The Government’s announcement that it is banning industrial gas certified emission reduction units (CERs) from being purchased in New Zealand will potentially have a serious knock-on effect to the costs felt by businesses and households, says BusinessNZ Chief Executive, Phil O'Reilly.
“BusinessNZ supports emission trading as the most effective means of delivering an efficient carbon price into the economy. However, it’s imperative that businesses are able to find the least cost form of carbon abatement wherever it is.
“Kiwi businesses will be forced to buy higher priced units, resulting in increased costs for both business and households at a time when they can least afford it. Trade-exposed businesses, already at a disadvantage because their competitors do not face a similar price on carbon, will potentially have their international competitiveness further undermined.
“It would be better – as we advocated – if the New Zealand Government instead worked with the UN on issues of environmental integrity of CERs. Only then if they are found to be flawed, consider banning them, if not, why impose extra costs on New Zealand?
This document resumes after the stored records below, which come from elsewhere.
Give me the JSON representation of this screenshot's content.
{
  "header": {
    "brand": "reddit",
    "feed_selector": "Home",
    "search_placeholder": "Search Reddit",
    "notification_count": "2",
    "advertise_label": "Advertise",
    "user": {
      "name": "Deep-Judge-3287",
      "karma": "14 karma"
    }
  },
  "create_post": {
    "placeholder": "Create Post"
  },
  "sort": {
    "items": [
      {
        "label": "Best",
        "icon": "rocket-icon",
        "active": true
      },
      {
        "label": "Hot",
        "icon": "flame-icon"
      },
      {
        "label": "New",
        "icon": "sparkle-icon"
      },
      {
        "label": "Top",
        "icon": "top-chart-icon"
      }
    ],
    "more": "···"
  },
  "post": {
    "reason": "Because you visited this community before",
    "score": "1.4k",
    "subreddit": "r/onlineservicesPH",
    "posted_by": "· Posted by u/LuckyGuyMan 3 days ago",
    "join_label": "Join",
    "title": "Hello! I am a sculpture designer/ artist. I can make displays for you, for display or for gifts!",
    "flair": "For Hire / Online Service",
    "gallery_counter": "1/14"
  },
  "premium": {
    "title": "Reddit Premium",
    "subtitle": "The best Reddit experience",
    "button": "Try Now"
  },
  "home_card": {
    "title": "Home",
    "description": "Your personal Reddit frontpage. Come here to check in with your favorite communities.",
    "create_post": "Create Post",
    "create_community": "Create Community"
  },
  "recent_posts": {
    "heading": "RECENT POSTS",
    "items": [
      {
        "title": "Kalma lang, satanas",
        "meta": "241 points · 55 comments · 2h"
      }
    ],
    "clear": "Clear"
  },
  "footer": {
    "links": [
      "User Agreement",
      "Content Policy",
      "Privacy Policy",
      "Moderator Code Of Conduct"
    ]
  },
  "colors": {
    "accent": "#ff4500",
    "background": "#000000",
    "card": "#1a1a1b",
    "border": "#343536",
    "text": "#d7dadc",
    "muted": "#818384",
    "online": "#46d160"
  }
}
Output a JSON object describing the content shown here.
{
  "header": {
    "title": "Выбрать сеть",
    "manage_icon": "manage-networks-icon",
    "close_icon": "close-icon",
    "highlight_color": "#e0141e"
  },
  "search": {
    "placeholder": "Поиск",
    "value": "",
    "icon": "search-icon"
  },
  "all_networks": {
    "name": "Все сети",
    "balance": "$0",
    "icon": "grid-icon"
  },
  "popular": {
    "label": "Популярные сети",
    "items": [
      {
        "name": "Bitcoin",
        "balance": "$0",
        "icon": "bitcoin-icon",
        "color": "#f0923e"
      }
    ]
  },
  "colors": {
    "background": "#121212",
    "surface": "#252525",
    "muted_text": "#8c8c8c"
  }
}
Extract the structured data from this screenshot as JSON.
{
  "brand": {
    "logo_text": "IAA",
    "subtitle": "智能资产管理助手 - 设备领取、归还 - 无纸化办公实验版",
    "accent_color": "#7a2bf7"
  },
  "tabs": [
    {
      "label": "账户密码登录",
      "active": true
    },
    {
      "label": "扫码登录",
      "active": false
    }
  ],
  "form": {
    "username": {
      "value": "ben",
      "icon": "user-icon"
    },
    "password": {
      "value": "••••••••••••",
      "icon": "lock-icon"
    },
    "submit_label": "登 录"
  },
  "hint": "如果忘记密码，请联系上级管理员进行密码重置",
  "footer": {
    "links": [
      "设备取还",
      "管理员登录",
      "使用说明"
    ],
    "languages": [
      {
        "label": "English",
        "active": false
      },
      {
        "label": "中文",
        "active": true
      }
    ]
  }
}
“The Government's decision appears to call the future use of all CERs into question, undermining a key fundamental element of the trading scheme.
“Just because the EU and Australia has made the decision to ban industrial gas CERs, before the UN has completed its work, does not mean it is right for New Zealand to follow. The EU has a whole different set of motivations, including the swap-out of old Soviet-era technologies for more carbon efficient ones in the Eastern European countries. New Zealand is already well ahead of the game, with over 70 percent renewable energy and businesses operating at world-best carbon intensity practice. The only thing banning industrial gas CERs here will result in is greater costs.”